PROMPT
Where a line in the records below includes "Delivered", pull that line out.

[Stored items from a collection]

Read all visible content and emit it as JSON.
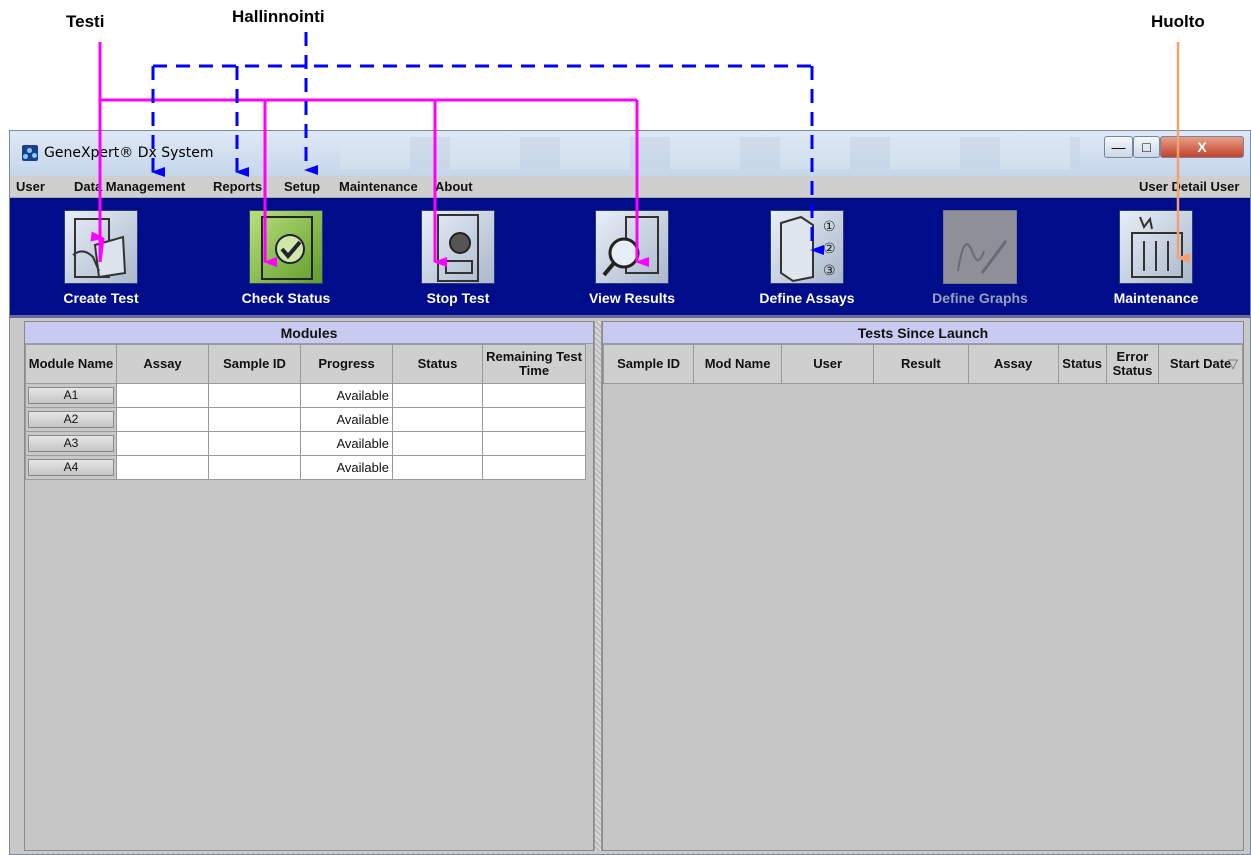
{
  "annotations": {
    "testi": "Testi",
    "hallinnointi": "Hallinnointi",
    "huolto": "Huolto"
  },
  "window": {
    "title": "GeneXpert® Dx System",
    "minimize_glyph": "—",
    "maximize_glyph": "□",
    "close_glyph": "X"
  },
  "menu": {
    "items": [
      "User",
      "Data Management",
      "Reports",
      "Setup",
      "Maintenance",
      "About"
    ],
    "user_detail": "User Detail User"
  },
  "toolbar": {
    "items": [
      {
        "label": "Create Test",
        "icon": "create-test-icon",
        "enabled": true
      },
      {
        "label": "Check Status",
        "icon": "check-status-icon",
        "enabled": true
      },
      {
        "label": "Stop Test",
        "icon": "stop-test-icon",
        "enabled": true
      },
      {
        "label": "View Results",
        "icon": "view-results-icon",
        "enabled": true
      },
      {
        "label": "Define Assays",
        "icon": "define-assays-icon",
        "enabled": true
      },
      {
        "label": "Define Graphs",
        "icon": "define-graphs-icon",
        "enabled": false
      },
      {
        "label": "Maintenance",
        "icon": "maintenance-icon",
        "enabled": true
      }
    ]
  },
  "modules_panel": {
    "title": "Modules",
    "columns": [
      "Module Name",
      "Assay",
      "Sample ID",
      "Progress",
      "Status",
      "Remaining Test Time"
    ],
    "rows": [
      {
        "module": "A1",
        "assay": "",
        "sample_id": "",
        "progress": "Available",
        "status": "",
        "remaining": ""
      },
      {
        "module": "A2",
        "assay": "",
        "sample_id": "",
        "progress": "Available",
        "status": "",
        "remaining": ""
      },
      {
        "module": "A3",
        "assay": "",
        "sample_id": "",
        "progress": "Available",
        "status": "",
        "remaining": ""
      },
      {
        "module": "A4",
        "assay": "",
        "sample_id": "",
        "progress": "Available",
        "status": "",
        "remaining": ""
      }
    ]
  },
  "tests_panel": {
    "title": "Tests Since Launch",
    "columns": [
      "Sample ID",
      "Mod Name",
      "User",
      "Result",
      "Assay",
      "Status",
      "Error Status",
      "Start Date"
    ],
    "sort_glyph": "▽"
  },
  "colors": {
    "toolbar_bg": "#000d8a",
    "panel_header": "#c8caf0",
    "arrow_testi": "#ff00ff",
    "arrow_hallinnointi": "#0000ff",
    "arrow_huolto": "#f5a070"
  }
}
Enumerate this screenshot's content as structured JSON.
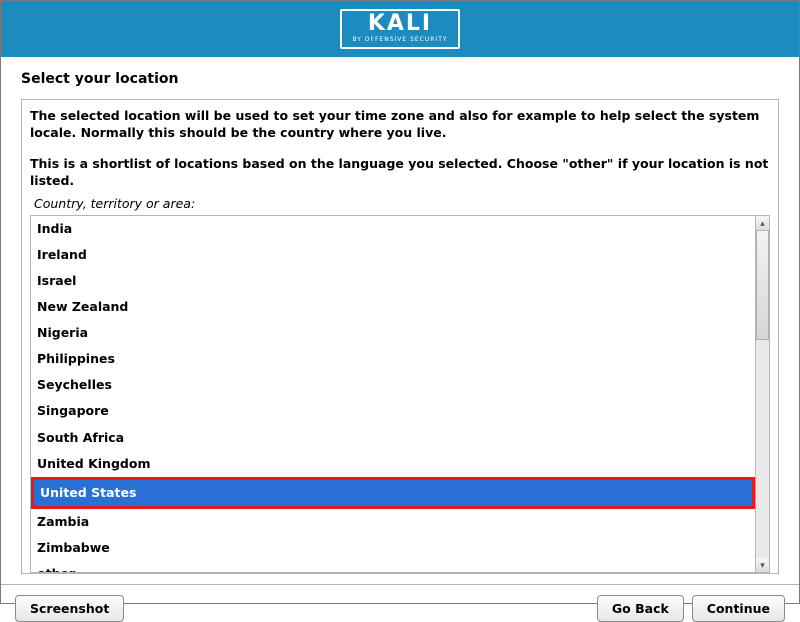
{
  "header": {
    "logo_main": "KALI",
    "logo_sub": "BY OFFENSIVE SECURITY"
  },
  "title": "Select your location",
  "desc1": "The selected location will be used to set your time zone and also for example to help select the system locale. Normally this should be the country where you live.",
  "desc2": "This is a shortlist of locations based on the language you selected. Choose \"other\" if your location is not listed.",
  "prompt": "Country, territory or area:",
  "locations": [
    "India",
    "Ireland",
    "Israel",
    "New Zealand",
    "Nigeria",
    "Philippines",
    "Seychelles",
    "Singapore",
    "South Africa",
    "United Kingdom",
    "United States",
    "Zambia",
    "Zimbabwe",
    "other"
  ],
  "selected_location": "United States",
  "buttons": {
    "screenshot": "Screenshot",
    "goback": "Go Back",
    "continue": "Continue"
  }
}
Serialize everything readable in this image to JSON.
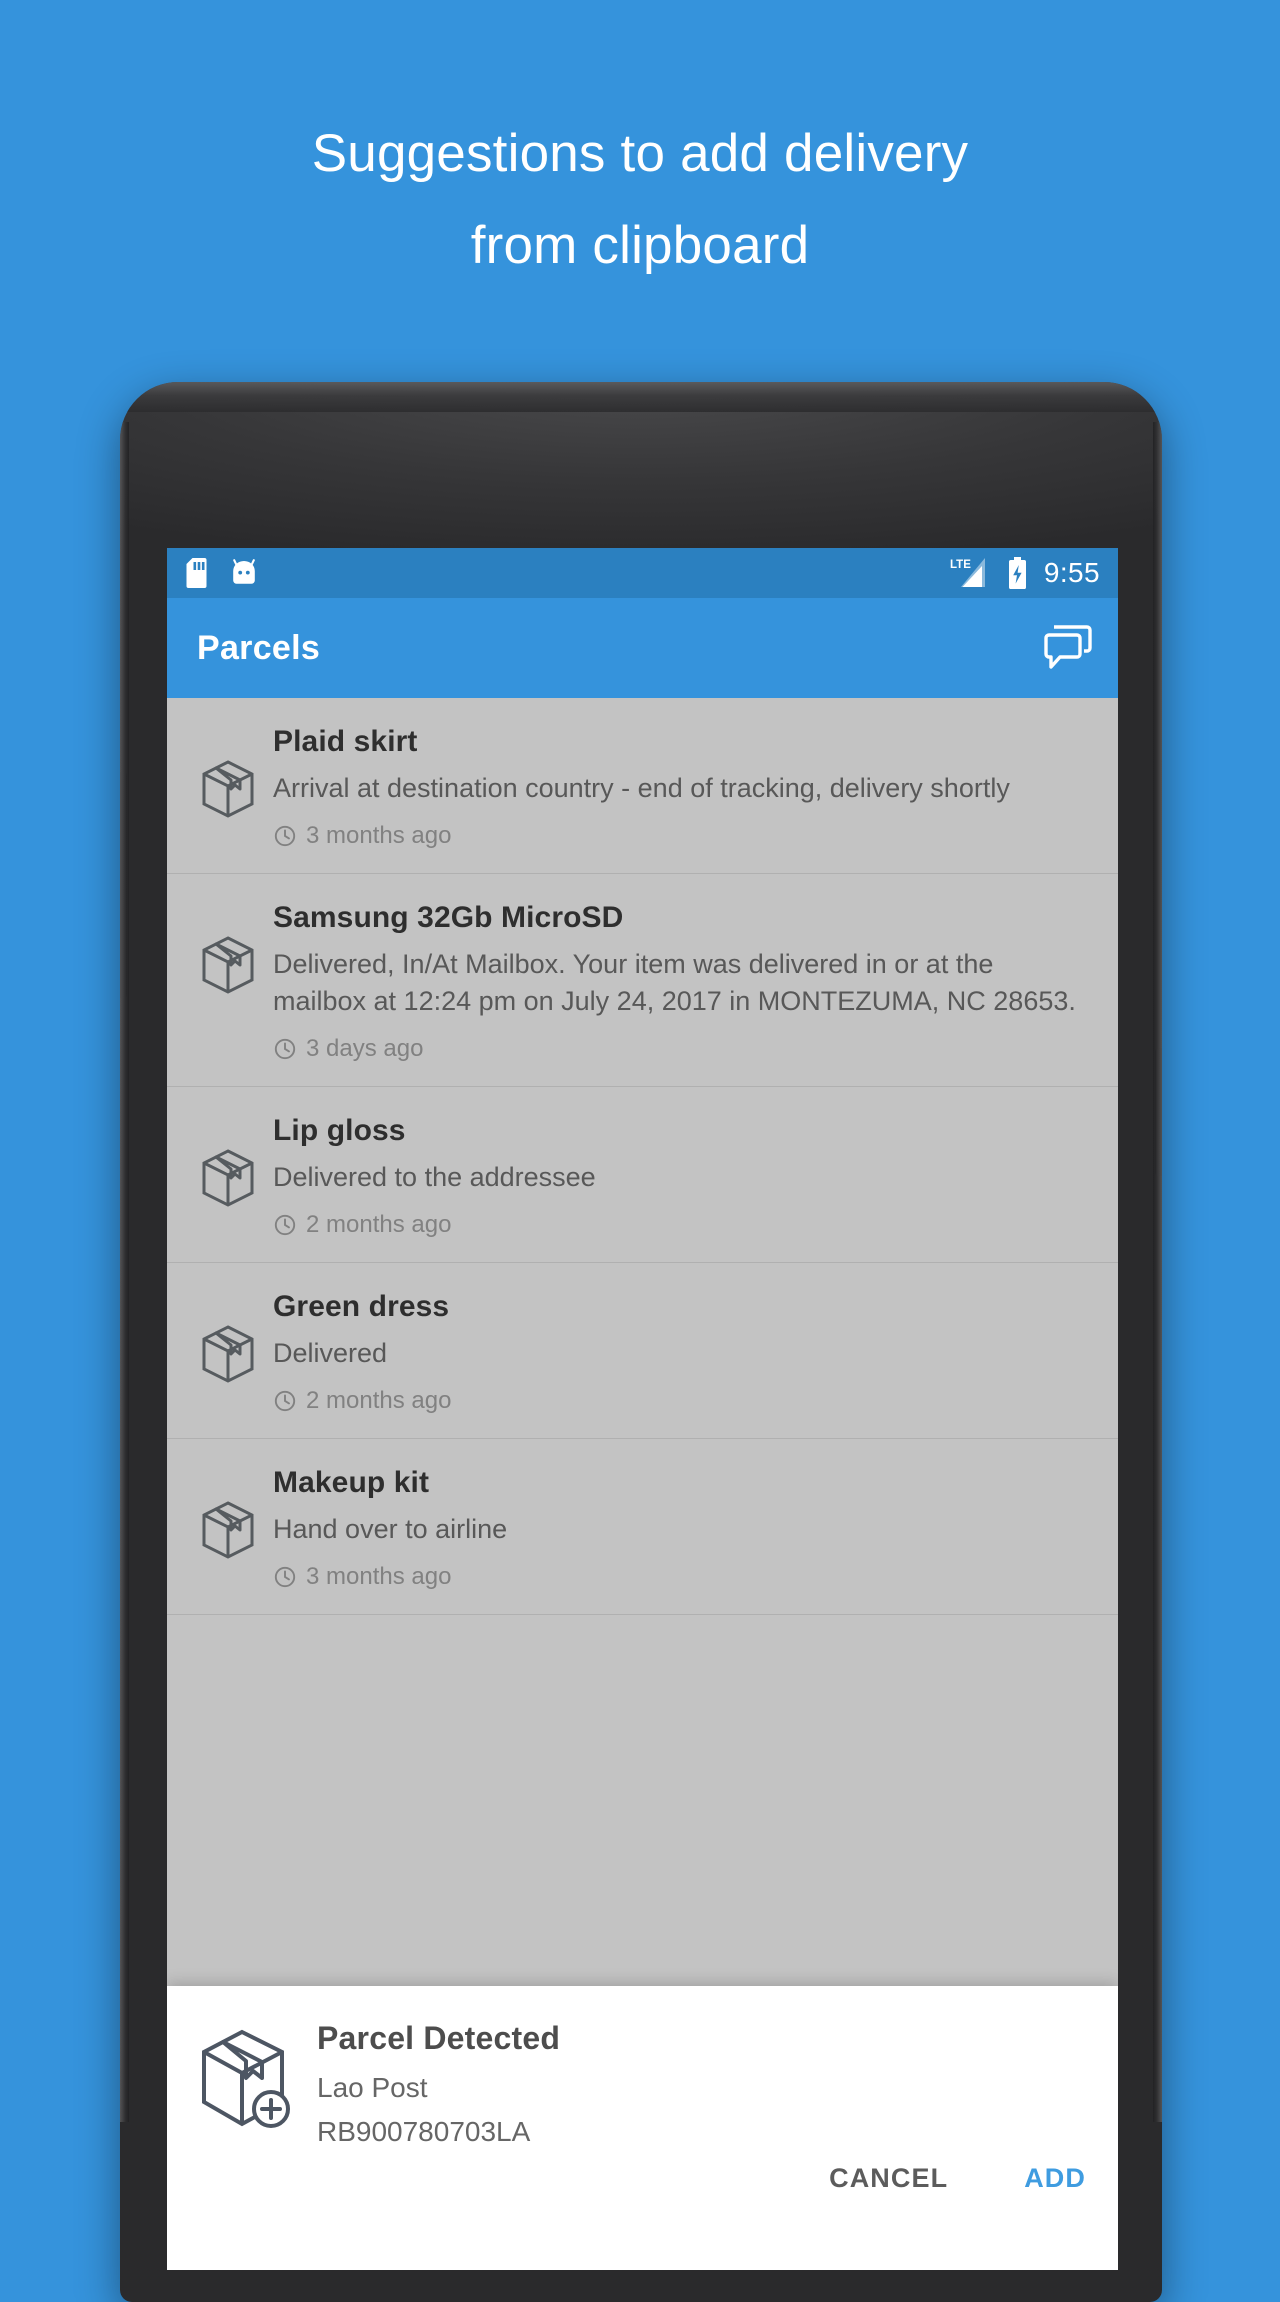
{
  "promo": {
    "line1": "Suggestions to add delivery",
    "line2": "from clipboard"
  },
  "colors": {
    "background": "#3593dc",
    "app_bar": "#3593dc",
    "status_bar": "#2b80c0",
    "accent": "#3f9ce0",
    "dialog_bg": "#ffffff"
  },
  "status_bar": {
    "time": "9:55",
    "icons": [
      "sd-card-icon",
      "android-head-icon",
      "lte-signal-icon",
      "battery-charging-icon"
    ],
    "network_label": "LTE"
  },
  "app_bar": {
    "title": "Parcels",
    "action_icon": "feedback-chat-icon"
  },
  "parcels": [
    {
      "title": "Plaid skirt",
      "status": "Arrival at destination country - end of tracking, delivery shortly",
      "time": "3 months ago"
    },
    {
      "title": "Samsung 32Gb MicroSD",
      "status": "Delivered, In/At Mailbox. Your item was delivered in or at the mailbox at 12:24 pm on July 24, 2017 in MONTEZUMA, NC 28653.",
      "time": "3 days ago"
    },
    {
      "title": "Lip gloss",
      "status": "Delivered to the addressee",
      "time": "2 months ago"
    },
    {
      "title": "Green dress",
      "status": "Delivered",
      "time": "2 months ago"
    },
    {
      "title": "Makeup kit",
      "status": "Hand over to airline",
      "time": "3 months ago"
    }
  ],
  "dialog": {
    "icon": "parcel-add-icon",
    "title": "Parcel Detected",
    "carrier": "Lao Post",
    "tracking_number": "RB900780703LA",
    "cancel_label": "CANCEL",
    "add_label": "ADD"
  }
}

ANSWER SPACE
      "status": "Delivered, In/At Mailbox. Your item was delivered in or at the mailbox at 12:24 pm on July 24, 2017 in MONTEZUMA, NC 28653.",
      "status": "Delivered to the addressee",
      "status": "Delivered",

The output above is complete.